“We are no longer the upstarts. We are no longer the hacker kids fighting against corporate conformity,” he said. “We don’t fight the man anymore. In some ways, we are the man. We have perfected the art of finding problems.”
While bug bounties are growing, money isn’t the only motivation for white hat hackers.
“Recognition is also a big factor,” said Ted Kramer, chief of staff at HackerOne. “They want people to know they found a vulnerability. It’s a badge of honor in the community.”
Bugcrowd recently released another study detailing its 65,000-strong community of security researchers and found that, for most ethical hackers, “the challenge,” not monetary reward, was their top motivation.
Nate Cardozo, an attorney with the digital rights nonprofit Electronic Frontier Foundation, said hackers are driven by “breaking stuff and making it stronger.” He said by taking part in bug-bounty programs, hackers are often hired to be part of company security teams.
Indeed, bug hunting is a part-time endeavor for most hackers, according to the Bugcrowd report, although 27 percent have aspirations of becoming full-time bug hunters and 62 percent said they invest at least part of the money they earn bug hunting back into their professional development.
Pathway to Cybersecurity
Like many hackers, Jack Cable started young, driven by the challenge of finding security vulnerabilities online and as a way of testing his own hacking skills.
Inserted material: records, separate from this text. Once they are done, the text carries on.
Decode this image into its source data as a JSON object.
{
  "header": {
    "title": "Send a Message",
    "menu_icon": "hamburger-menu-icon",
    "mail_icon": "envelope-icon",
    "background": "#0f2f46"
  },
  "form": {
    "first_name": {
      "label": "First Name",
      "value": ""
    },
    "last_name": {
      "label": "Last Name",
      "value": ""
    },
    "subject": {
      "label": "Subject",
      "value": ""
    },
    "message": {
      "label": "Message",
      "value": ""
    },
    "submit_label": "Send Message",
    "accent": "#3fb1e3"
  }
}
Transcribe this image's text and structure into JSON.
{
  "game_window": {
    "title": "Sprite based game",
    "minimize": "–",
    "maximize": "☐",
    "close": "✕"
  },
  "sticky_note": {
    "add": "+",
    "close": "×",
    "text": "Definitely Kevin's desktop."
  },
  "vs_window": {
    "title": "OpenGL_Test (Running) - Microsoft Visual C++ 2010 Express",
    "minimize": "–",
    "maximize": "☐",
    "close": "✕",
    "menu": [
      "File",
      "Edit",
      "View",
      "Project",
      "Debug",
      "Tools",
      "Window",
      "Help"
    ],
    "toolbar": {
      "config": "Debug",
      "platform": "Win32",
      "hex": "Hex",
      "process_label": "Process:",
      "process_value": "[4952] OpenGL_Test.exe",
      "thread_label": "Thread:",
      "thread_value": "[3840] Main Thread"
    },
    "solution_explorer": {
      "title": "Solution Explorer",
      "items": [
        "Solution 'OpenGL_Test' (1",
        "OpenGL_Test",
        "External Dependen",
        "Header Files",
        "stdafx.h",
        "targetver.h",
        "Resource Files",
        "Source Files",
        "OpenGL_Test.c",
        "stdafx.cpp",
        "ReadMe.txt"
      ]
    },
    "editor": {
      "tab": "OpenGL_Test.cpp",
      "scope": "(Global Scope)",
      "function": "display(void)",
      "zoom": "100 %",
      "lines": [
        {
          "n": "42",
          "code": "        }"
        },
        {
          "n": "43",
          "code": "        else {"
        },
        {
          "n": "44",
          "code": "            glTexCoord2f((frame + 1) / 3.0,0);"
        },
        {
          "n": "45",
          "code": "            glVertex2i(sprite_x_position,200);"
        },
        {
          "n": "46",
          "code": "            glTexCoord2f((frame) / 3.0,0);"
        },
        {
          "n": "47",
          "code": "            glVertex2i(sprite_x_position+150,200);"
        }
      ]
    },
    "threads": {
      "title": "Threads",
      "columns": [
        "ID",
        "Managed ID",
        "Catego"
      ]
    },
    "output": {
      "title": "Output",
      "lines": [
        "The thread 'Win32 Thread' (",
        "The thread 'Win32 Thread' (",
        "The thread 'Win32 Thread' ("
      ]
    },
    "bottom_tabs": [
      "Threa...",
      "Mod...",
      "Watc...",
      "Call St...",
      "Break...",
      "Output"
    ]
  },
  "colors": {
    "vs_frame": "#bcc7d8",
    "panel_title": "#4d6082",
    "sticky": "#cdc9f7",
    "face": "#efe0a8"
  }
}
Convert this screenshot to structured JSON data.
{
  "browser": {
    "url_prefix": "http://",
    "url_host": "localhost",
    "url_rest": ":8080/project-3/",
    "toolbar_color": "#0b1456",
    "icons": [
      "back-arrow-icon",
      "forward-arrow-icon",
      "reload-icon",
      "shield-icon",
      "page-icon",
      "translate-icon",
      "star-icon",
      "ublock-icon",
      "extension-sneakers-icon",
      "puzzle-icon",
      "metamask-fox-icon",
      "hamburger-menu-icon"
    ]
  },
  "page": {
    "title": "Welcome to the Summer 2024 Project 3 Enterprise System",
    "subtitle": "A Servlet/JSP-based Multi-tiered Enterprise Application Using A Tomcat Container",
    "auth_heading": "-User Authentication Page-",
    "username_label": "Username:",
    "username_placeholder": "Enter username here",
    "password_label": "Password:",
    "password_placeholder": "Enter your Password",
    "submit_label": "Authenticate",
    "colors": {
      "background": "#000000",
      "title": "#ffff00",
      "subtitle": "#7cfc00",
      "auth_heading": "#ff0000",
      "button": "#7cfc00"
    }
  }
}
When he was 15, Cable stumbled on a security flaw in a bitcoin company. He says he could have transferred a significant amount of bitcoins but he instead reported the security flaw through the company’s bug-bounty program.
“I never thought about profiting from finding those security flaws.” Cable said. “You can’t put ‘stealing from companies’ on your resume.”
Especially when those resumes are in such high demand. More than 209,000 cybersecurity jobs in the U.S. are unfilled, according to a 2015 analysis of Bureau of Labor data by Peninsula Press.
Casey Ellis, founder of Bugcrowd, told Ars Technica that the prevalence of young people using bug-bounty programs “as an on-ramp into the security industry in general” has been consistent since he started the company in 2012.
“Obviously, they've got the technical prowess, they've got the interest in the offensive side of it, and they want to contribute and make things safer as well," Ellis said.
Bug-bounty programs are not without their critics who say most bug hunting doesn’t get down to the root of the problem.
“Companies think that bug bounties are simply something they can announce and that will be enough,” Ilia Kolochenko, CEO and founder of the security firm High-Tech Bridge, wrote on his company blog.
Kevin Finisterre, a well-known security researcher recently published a long essay about how he was able to hack into drone company DJI’s servers and gain access to sensitive customer information. Finisterre submitted his findings to DJI as part of its bug-bounty program. The company offered him its highest reward of $30,000, but part of the deal was an assurance of his silence. For Finisterre, recognition was more important than the money, and the negotiations ended in what the hacker considered legal threats.
But for most ethical hackers, the proliferation of bug-bounty programs only confirms the embrace of the hacker mindset.
“Hackers view the world through a different lens than most,” said HackerOne spokesperson Lauren Koszarek. “They’re problem solvers, they’re scrappy and creative, and they stand up for what’s right. They’re not afraid to break the rules if it means getting the job done.”
The following section contains tabular data from the graphic in this post.
|Hacking, skimming, phishing||63||91||97||113||110||128||160||231||295||607|
|Data on the move||123||137||78||111||78||57||79||63||57||53|
|Accidental internet exposure||90||95||59||71||45||41||46||92||109||101|
|Subcontractor, third party, business associate||52||68||37||58||32||54||89||117||70||70|
Data source: Identity Theft Resource Center, idtheftcenter.org/2016databreaches.html
Citation for this content: cybersecurity@berkeley, the online masters degree in cybersecurity from UC Berkeley School of Information.